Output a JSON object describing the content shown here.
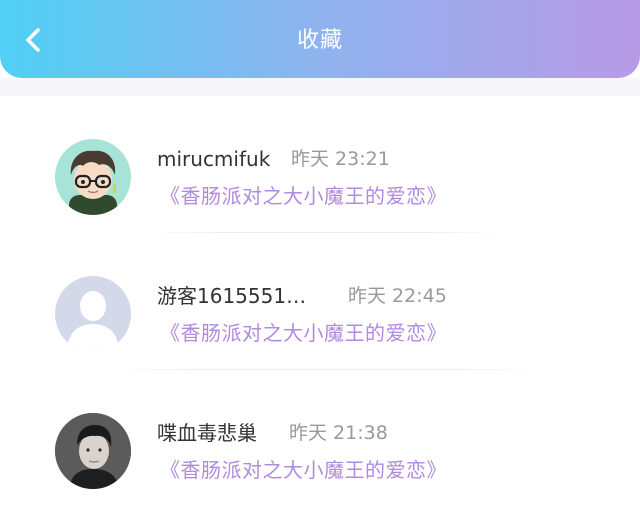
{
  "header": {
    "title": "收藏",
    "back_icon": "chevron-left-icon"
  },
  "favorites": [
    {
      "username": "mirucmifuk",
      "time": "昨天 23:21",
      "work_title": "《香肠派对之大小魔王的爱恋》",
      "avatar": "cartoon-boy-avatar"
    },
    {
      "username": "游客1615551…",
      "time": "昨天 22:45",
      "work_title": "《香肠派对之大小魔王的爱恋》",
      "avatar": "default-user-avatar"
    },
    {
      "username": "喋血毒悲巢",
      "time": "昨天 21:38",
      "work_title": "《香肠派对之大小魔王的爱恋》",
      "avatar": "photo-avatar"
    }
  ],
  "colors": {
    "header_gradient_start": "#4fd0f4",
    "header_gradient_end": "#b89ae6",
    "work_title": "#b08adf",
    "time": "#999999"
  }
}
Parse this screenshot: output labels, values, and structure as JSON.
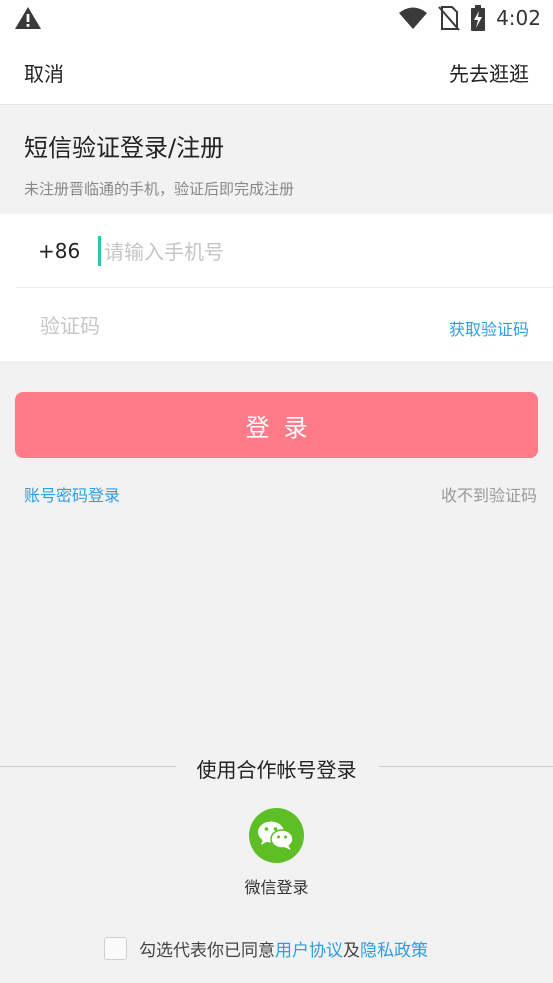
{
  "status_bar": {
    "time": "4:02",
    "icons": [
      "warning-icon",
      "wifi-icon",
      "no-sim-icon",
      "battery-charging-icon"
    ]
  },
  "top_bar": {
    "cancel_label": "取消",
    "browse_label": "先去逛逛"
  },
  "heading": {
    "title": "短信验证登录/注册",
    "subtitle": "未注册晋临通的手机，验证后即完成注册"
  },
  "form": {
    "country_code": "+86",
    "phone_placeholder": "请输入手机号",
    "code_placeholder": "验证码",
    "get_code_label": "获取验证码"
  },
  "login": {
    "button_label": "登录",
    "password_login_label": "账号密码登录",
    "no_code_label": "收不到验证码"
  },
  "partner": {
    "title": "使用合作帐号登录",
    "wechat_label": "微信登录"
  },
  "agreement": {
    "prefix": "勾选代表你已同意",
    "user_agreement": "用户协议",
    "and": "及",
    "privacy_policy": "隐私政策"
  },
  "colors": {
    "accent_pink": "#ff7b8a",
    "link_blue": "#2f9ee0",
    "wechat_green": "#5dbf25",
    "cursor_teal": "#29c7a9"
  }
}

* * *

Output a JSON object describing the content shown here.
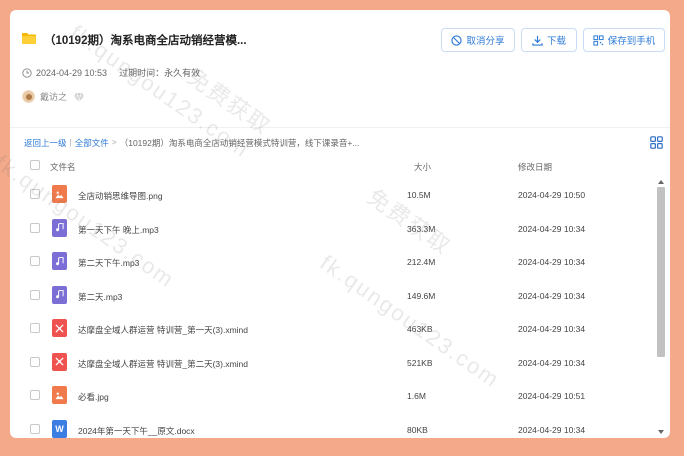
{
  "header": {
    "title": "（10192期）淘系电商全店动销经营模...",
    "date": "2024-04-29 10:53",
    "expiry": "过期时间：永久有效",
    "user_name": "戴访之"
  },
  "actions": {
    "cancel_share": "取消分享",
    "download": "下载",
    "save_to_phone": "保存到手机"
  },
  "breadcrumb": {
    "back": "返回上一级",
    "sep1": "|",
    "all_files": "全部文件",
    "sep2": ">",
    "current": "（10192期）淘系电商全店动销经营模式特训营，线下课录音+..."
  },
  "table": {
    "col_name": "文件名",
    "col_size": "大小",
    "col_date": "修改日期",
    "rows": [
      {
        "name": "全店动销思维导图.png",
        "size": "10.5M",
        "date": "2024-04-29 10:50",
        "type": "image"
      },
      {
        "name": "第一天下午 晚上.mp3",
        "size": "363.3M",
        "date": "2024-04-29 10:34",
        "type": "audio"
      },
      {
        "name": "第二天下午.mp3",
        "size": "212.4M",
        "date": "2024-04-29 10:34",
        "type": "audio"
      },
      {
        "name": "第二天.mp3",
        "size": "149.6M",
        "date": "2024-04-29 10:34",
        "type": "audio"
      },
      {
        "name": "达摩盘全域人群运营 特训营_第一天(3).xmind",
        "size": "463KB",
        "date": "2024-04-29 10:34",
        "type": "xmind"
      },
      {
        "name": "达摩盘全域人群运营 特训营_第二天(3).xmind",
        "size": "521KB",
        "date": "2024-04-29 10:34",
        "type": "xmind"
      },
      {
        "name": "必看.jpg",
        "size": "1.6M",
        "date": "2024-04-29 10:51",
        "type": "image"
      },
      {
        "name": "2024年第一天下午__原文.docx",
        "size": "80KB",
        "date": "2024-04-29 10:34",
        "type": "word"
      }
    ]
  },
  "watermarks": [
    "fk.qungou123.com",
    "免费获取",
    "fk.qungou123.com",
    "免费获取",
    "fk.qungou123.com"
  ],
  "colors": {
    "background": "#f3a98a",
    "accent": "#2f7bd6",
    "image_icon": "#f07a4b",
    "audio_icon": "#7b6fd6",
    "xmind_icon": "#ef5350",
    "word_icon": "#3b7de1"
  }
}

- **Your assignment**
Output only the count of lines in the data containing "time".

- **Task answer**
5